Tobey Maguire and Kirsten Dunst in Spider-Man 2

"don't you miss being a kid." a friend said this to me. it was a rhetorical question but i had to answer, "no."

i have nostalgia for my childhood but i love being a grownup. i can eat whipped cream for breakfast. i can stay up all night. i can jump on the bed. i can buy all the candy, comic books, and action figures that i want. just a few weeks ago, my girlfriend and i spent the entire weekend in a living room fort. i can't even remember the last time i was bored but, when i was a kid, i announced it like a foghorn. "i'm bored. i'm bored!" i wailed until a parent arrived to rescue me.

i think a lot of people forget how powerless children are. they depend on grownups for everything: for security, for transportation, for money, for food, for knowledge, for shelter, for permission. not to mention the fact that children are still struggling with problems that adults have mastered. they are traumatized by misunderstandings, name calling, lost toys, lost games, exclusion, relocation, disappointment, the cruelty of other children, and... you remember this, don't you?... their inability to do what they want to do when they want to do it.

nonetheless, i know a lot of grownups who feel trapped. trapped in cities, trapped in jobs, trapped in relationships. i used to encourage them to move, to quit, to breakup. "it's really easy." it kind of pissed me off when they said, "i can't." "you can," i'd argue, "you just don't want to."

that's what i loved about Spider-Man 2. it's about choice.

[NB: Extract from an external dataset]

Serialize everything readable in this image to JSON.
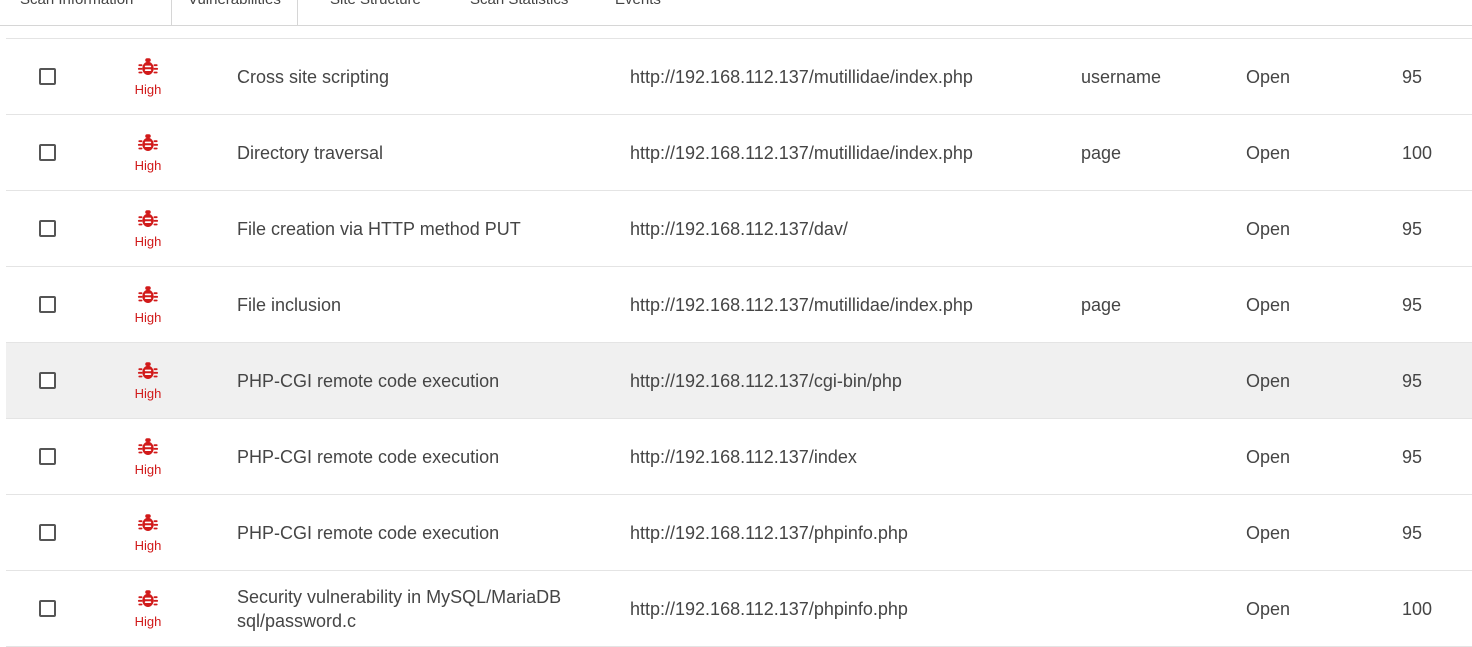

Peter Parker feels trapped by his decision to become Spider-Man but he realizes after a lot of soul searching that he is free -like all of us- to change his life. the following scenes are joyous. happy music plays. Peter relaxes, enjoys the city, dates Mary Jane, and improves at school. he also witnesses the consequences of his decision. crime increases, people suffer, and he is less capable to help them. he eventually realizes that being Spider-Man is worth the sacrifice.

that's the great lesson of the movie, i think. we are free to do whatever we want with our lives but every choice represents a sacrifice. if you feel sad about your life, if you feel like something is missing, consider the choices you've made. maybe you'll find the courage to make a big change but, more likely, you will realize how much you love the life you have. maybe that lousy job pays for your care free weekends. maybe that jealous girlfriend makes you feel like a million dollars. maybe that unappreciative boyfriend is always there when you need someone most. maybe your home town is where your best friends and family live. and that's why you don't want to leave.

© 2004 rama hughes